By Kaleem Kawaja,
The polling in the parliamentary election began on Monday in the northeastern part of India. This is one of the noisiest and most turbulent election in memory since India became a free nation in 1947. One of the primary reasons is that the Bharti Janata Party is trying to change the governing fabric of the nation. The nation has followed the tradition of first conducting an election and then the elected parliamentarians of the party with the largest number of seats, elect their leader and prime minister. In the instance of a coalition, the coalition of parties do the same. In 1996 when BJP/NDA won the election they followed the same tradition and BJP MPs elected Atal Bihari Vajpayee as the Prime Minister.

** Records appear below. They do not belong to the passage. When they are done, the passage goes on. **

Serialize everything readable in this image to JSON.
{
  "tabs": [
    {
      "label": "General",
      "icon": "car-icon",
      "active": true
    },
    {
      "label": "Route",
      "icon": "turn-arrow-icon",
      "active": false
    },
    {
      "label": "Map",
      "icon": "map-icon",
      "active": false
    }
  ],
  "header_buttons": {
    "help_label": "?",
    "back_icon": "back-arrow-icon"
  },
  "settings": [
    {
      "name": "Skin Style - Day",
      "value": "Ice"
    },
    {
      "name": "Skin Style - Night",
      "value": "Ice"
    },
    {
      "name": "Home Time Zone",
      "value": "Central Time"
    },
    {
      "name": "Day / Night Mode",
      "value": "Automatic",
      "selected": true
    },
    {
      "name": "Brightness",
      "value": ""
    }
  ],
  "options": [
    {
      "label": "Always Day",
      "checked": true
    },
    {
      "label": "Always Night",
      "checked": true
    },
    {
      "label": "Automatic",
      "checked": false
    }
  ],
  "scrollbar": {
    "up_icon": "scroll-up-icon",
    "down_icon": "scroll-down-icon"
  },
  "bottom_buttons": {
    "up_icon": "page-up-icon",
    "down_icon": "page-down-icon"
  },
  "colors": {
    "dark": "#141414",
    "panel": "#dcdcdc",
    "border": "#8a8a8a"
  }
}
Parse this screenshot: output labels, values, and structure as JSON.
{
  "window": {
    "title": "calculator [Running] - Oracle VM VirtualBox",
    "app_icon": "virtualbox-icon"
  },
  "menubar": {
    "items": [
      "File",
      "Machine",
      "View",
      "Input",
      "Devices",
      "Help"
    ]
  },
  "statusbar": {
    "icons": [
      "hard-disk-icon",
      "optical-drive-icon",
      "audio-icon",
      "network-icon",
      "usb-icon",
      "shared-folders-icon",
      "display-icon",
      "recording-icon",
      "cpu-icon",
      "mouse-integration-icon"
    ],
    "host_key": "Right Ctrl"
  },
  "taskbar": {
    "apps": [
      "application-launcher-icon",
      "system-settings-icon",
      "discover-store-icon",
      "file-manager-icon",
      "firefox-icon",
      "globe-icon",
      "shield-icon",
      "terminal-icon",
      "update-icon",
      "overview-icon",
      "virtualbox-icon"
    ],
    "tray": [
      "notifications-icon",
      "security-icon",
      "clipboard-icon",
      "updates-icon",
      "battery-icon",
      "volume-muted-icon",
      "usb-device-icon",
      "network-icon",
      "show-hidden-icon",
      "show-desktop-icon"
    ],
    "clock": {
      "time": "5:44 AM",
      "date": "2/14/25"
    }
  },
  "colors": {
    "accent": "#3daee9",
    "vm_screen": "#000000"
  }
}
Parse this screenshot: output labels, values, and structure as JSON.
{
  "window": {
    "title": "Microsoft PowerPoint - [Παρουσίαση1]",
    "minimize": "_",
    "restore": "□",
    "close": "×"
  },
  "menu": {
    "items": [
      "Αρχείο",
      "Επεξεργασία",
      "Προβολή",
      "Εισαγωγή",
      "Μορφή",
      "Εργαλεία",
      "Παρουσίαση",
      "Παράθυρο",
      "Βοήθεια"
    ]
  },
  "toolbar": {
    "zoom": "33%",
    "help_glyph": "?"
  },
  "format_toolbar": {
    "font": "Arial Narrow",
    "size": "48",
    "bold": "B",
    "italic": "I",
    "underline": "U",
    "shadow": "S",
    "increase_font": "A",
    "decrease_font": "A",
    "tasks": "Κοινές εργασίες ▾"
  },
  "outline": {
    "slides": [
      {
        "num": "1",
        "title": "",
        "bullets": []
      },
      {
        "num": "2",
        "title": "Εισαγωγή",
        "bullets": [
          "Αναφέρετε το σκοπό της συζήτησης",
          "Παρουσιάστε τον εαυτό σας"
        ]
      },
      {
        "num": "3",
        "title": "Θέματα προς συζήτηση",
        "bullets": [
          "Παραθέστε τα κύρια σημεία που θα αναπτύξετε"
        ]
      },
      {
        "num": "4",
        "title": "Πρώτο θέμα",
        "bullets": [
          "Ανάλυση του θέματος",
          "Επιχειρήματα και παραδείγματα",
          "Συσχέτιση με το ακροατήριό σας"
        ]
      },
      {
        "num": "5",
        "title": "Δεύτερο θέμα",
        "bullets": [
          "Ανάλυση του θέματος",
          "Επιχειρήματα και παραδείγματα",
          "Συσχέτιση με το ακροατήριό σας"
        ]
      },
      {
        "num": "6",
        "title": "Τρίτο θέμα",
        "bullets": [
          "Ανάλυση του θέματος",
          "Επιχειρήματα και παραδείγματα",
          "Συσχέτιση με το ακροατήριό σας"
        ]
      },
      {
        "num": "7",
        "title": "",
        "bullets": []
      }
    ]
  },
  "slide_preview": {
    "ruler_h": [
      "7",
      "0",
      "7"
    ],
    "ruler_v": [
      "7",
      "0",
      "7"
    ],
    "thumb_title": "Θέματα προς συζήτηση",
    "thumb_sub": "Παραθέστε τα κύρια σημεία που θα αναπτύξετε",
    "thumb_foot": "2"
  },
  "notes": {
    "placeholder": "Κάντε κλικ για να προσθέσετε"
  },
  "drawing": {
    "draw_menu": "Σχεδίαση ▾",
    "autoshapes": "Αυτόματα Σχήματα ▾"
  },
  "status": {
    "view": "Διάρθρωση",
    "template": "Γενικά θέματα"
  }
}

But this year, with strong push from RSS, BJP leadership is trying to change that by nominating and promoting Narendra Modi as the Prime Minister, much before even the declaration of names of candidates. Modi himself is barnstorming the nation literally minimizing the candidates of his own party and asking people to vote in his name regardless of who the candidate is. It is almost as if the system has changed to a Presidential system where voters vote directly for the person who is running for President. Indeed Modi is proudly proclaiming himself to be a Karsevak, a RSS Pracharak and a strong Hindu nationalist. He has decried the very national structure of secularism and composite culture as sham.
All this noise and hoopla by Modi and BJP is causing concern in the minds of religious minorities, especially Muslims. Although in past elections also Muslims have faced BJP's rhetoric, but typically they have not been united in making common cause to oppose BJP. Even though over 90 constituencies in India have Muslim population concentration with Muslims forming 25% or more of the population, and thus able to influence the election results, they have not been united in voting. Typically several Muslim candidates from several secular parties run from same constituency thereby dividing the Muslim vote. That often results in the BJP candidate winning from Muslim population constituencies. Also before the election BJP leaders shed crocodile tears for Muslims thereby overcoming their resistance.
However in the state Assembly elections in the last few years in UP and Bihar, two states with large number of voters, Muslims have tried "tactical voting". In this unwritten system senior Muslim leaders and organizations gauge the winning ability of non-BJP candidates in every parliamentary constituency from feedback from ground conditions in the constituencies, and then announce the names of secular party candidates who look like they could defeat the BJP candidate. Even if that secular party candidate is non-Muslim and there is another Muslim candidate running against him, the senior Muslim leaders advise the community to vote for the non-Muslim candidate. Frequently this advice is conveyed to ordinary Muslims in cities through word of mouth, called "puriya" (packet). For instance in Ghaziabad where Shazia Ilmi (AAP) is running but is not expected to defeat BJP's General VK Singh, the leaders have recommended that Muslims vote for Raj Babbar (Congress) who is a much stronger candidate.
2014 parliamentary election is the first time that Muslims are experimenting with "tactical voting" in the election to parliament. Two days before polling on April 9 and 10, in many constituencies in north India, the Joint Committee of Muslim Organizations led by Syed Shahabuddin, renowned leader of the Muslim community, sent out its recommended "tactical voting" list of candidates. Throughout UP and Bihar some Muslim candidates who are not strong and whose candidature in the 2009 election resulted in the division of Muslim votes, are withdrawing from contest this year. It is to prevent the division of Muslim votes. Thus in Varanasi from where Modi is running, and is being opposed by Arvind Kejriwal of AAP, Mukhtar Ansari , strong Muslim candidate of the 2009 election who performed very well against senior BJP leader MM Joshir, has withdrawn. That should enable Kejriwal a strong secular candidate to give tough fight to Modi, as the votes of about 3 lakh Muslims in Varanasi will not be divided.
Recently after several fake "sadbhavna rallies" BJP also circulated the harmful rumour that many Muslims are inclined to vote for Modi this time. In the last few days IANS, a major news agency, conducted an informal survey among Muslim voters throughout the country. The feedback they received is that barring rare instances Muslims are not willing to vote for Modi and BJP. The main reason they gave was the strong opposition of Modi to secularism and the Muslim community, his refusal to apologize for the 2002 Muslim genocide in Gujarat, and his strong advocacy of Hindu supremacist Hinduttava policies. In fact quite a few Muslims reminsced positively about the flexible and sophisticated Atal Bihari Vajpayee as a contrast to the muscle politician that Modi is.
The polling will run for another 6 weeks and polling will take place in many constituencies where Muslims have good voting strength. It is hoped that the indications from the recent IANS survey will hold and Muslims will adhere to the "puriya", the advice of their senior leaders, thus not dividing their community's votes, thereby minimizing the seats that BJP can win.
(Kaleem Khwaja is the Executive Director of Association of Indian Muslims of America (AIM) that hasextended full support to AAP .)